Tidings of Great Joy

I’m still ten feet from the classroom door, my arms full of musical instruments, when the potent smells of cuisine from Mexico, Iraq, and Afghanistan accost me. Nine AM is a little early for raw onions and garlic, coriander and cumin, but today is the Christmas party and the beautiful women I am about to meet in this room have spent hours preparing their best and most festive dishes. My son Jonathan teaches an English class for adult immigrants, and he has invited me to share some different musical instruments and to sing for them the Christmas carols that are part of our celebration of this holiday.

Each day 40 adults, many of them refugees, enter Jonathan’s classroom eager to learn the language that will help them unlock their dreams of freedom and prosperity in their new home. As I look around the room I notice most are women, some wearing headscarves, and all dressed professionally. They take this opportunity seriously, grateful for the chance their new country is giving them to improve their lives. One smiling woman tells me she is from Afghanistan; another man cheerfully corrects my pronunciation when I repeat the name of his country, Iraq. They tell me what a wonderful teacher my son is, and I beam with pride as I see him living CrossWise, reaching out a hand to help these men and women, most older than he, with the difficult transitions they are experiencing as newcomers to our nation.
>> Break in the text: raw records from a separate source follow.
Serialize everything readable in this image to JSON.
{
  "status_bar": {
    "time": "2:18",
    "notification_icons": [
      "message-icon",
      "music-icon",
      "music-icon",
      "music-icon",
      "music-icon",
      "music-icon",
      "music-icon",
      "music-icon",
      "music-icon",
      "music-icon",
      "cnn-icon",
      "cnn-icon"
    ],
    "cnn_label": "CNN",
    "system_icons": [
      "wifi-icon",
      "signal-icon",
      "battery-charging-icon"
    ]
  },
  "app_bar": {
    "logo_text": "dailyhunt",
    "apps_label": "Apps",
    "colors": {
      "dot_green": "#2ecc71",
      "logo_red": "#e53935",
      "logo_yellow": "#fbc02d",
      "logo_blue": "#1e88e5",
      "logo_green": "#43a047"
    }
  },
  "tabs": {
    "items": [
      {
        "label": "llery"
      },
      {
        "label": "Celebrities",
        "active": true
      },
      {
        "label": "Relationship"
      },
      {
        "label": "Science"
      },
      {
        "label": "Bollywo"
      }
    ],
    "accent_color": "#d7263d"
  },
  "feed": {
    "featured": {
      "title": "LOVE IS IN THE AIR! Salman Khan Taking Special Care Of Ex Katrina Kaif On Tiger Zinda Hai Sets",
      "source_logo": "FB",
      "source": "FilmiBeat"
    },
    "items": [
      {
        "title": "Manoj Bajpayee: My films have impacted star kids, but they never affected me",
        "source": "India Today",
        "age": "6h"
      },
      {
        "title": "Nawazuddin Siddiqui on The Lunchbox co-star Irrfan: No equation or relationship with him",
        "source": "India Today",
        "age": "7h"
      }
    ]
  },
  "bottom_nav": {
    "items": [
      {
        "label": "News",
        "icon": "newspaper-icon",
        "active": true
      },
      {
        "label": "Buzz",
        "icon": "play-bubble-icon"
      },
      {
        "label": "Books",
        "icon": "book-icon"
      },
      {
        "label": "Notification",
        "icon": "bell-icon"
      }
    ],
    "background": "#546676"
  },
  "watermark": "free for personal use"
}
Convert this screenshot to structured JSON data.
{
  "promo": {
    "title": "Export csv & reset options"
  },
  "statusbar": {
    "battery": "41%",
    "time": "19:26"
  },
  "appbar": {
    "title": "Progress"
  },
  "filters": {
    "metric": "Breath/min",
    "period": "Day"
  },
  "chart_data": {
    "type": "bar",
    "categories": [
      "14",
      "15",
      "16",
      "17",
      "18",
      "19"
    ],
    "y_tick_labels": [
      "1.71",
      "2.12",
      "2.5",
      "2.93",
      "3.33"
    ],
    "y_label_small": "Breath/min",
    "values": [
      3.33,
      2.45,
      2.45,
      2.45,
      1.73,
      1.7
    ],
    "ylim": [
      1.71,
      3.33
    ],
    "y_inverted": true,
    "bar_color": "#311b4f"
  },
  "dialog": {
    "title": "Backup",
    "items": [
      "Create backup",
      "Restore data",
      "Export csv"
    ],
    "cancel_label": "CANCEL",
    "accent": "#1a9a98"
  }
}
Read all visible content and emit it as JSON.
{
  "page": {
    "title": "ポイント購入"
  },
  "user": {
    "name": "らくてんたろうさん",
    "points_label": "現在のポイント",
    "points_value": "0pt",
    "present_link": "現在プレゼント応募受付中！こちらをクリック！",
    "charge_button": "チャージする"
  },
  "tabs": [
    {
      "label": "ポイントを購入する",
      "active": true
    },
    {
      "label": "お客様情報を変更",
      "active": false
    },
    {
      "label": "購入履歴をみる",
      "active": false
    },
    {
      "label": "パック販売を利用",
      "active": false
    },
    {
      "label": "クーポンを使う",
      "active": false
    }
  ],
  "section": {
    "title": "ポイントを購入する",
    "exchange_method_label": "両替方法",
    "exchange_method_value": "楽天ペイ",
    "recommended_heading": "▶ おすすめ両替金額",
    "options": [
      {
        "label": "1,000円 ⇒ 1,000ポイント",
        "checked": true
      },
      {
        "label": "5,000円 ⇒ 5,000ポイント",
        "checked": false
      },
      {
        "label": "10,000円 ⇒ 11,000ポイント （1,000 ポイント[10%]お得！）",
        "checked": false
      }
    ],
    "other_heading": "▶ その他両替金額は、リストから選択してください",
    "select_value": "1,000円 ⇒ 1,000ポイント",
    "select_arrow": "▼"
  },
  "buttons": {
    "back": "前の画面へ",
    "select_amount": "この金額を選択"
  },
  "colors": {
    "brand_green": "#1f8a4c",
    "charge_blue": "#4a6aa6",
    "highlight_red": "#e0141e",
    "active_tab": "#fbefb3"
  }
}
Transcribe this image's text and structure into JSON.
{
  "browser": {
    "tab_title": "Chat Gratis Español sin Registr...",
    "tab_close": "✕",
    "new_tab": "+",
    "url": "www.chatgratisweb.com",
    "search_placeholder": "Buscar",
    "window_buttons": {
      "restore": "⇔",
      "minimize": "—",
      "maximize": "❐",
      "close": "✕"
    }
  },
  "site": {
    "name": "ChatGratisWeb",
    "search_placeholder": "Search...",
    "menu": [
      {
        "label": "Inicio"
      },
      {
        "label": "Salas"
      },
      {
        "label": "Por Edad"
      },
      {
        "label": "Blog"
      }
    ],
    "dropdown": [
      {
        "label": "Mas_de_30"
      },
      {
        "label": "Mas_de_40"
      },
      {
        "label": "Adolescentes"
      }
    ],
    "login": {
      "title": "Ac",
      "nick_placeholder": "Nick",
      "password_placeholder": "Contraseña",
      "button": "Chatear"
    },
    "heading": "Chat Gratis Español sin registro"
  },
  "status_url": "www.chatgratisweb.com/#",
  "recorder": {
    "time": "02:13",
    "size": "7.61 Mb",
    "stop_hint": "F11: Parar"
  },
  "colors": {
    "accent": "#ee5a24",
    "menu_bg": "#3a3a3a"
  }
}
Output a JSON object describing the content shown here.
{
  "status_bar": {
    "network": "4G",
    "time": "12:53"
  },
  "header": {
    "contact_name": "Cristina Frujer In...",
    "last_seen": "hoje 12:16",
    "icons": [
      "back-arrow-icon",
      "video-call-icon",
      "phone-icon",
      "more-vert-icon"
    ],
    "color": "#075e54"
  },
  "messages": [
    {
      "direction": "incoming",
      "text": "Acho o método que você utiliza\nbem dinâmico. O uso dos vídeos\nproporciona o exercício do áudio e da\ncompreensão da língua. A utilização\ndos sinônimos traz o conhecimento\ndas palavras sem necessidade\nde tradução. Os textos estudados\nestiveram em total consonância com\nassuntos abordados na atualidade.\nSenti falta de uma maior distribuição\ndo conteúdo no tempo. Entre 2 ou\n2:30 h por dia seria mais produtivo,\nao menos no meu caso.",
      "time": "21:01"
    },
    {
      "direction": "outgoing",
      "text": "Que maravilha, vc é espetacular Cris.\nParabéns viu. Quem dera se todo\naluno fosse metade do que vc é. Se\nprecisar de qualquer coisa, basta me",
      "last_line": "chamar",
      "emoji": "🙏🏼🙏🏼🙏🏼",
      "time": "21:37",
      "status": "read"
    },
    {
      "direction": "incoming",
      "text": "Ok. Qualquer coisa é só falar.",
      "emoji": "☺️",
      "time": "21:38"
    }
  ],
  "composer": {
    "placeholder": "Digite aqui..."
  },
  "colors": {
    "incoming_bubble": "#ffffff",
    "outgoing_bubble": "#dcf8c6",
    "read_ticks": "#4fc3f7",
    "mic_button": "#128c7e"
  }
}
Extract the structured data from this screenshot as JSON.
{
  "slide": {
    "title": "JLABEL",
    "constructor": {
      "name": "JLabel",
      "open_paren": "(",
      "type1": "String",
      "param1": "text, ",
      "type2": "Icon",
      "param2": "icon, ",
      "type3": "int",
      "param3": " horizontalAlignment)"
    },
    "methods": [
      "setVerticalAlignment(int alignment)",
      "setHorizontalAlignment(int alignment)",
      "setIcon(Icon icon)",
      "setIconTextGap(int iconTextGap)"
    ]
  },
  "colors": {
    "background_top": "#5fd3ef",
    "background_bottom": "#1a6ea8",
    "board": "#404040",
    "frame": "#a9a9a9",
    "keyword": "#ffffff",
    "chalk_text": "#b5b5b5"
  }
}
The preprinted Christmas word scramble Jonathan is using as a warm-up activity today contains words like elves, Santa, stockings, reindeer. I laugh as I see him trying to explain mistletoe and what it is used for. I delight to hear the class, in accents from around the world, pronounce in unison the word, “Grinch.” Today’s vocabulary words are the seasonal terms these men and women will read in advertisements, see on television, and hear from their children. I’m a little sad, but not surprised, that words like stable, manger, and Savior are missing.

But this is, in part, why I’ve come. I’ve brought a dulcimer and banjo, traditional American instruments, and Jonathan accompanies me on guitar while we teach Christmas carols to his students. As I watch their earnest faces following along on the lyric sheets, trying their best to comprehend what they are singing, I have to deliberately steel myself against the emotion I am feeling or I will never be able to get through the songs. I’m hoping something upbeat will help to set the right tone of celebration.

When they hear the opening chords of “Joy to the World,” they all break into grins at the cheerful sound of the banjo. As I play “Away in a Manger” on the dulcimer, I’m happy to be singing to them about my little Lord Jesus asleep on the hay. A bit surprised, I smile when women wearing hijabs whip out their iPhones to capture the excitement of their beloved teacher and his mom singing Christmas carols for them.

Watching these gracious foreigners who are relishing the freedom they’ve found in this country, I recall our trip to the Middle East in the months following the Arab Spring. Most shocking to me was the squalor and chaos of Cairo, and that indelible image helps me to visualize a bit of the kind of hell many of these men and women have escaped from.

But it is when we start, “O Little Town of Bethlehem” that I find it difficult to maintain my composure. When we were in Bethlehem, we walked through bleak urban rubble of the Palestinian territories on our way to the Church of the Nativity, the literal place on earth where the little Lord Jesus lay asleep on the hay. Passing a very non-scenic overlook, our guide pointed out that this was the site of the Shepherd’s field. It is where the angel and heavenly host appeared and made the most important announcement in history:

Do not be afraid, I bring you good news of great joy that will be for all the people. Today in the town of David a Savior has been born to you; he is Christ the Lord…. Glory to God in the highest, and on earth peace to men on whom his favor rests. – Luke 2:10-14

Today as I sing about the little town that I walked in 2000 years later, I can’t help but think about the difficulty of the lives of the people who live in so many war-torn parts of the world, and about the peace that eludes them. I think of Jesus, the Prince of Peace who came to earth because he loves us and wants to give us a peace that passes understanding. I see the brave men and women before me yearning to live free, and I can’t help but hope that that will include spiritual freedom as well.

My heart is full as we sing to them about a holy night, a night divine, the night of our dear Savior’s birth, when he appeared and gave the world a thrill of hope. Today, I rejoice in that hope. As the words of the Christmas carols containing the gospel are literally on their lips and in the lyric sheets in their hands, I find myself praying that God would give them ears to hear and a heart to respond to these tidings of exceeding great joy.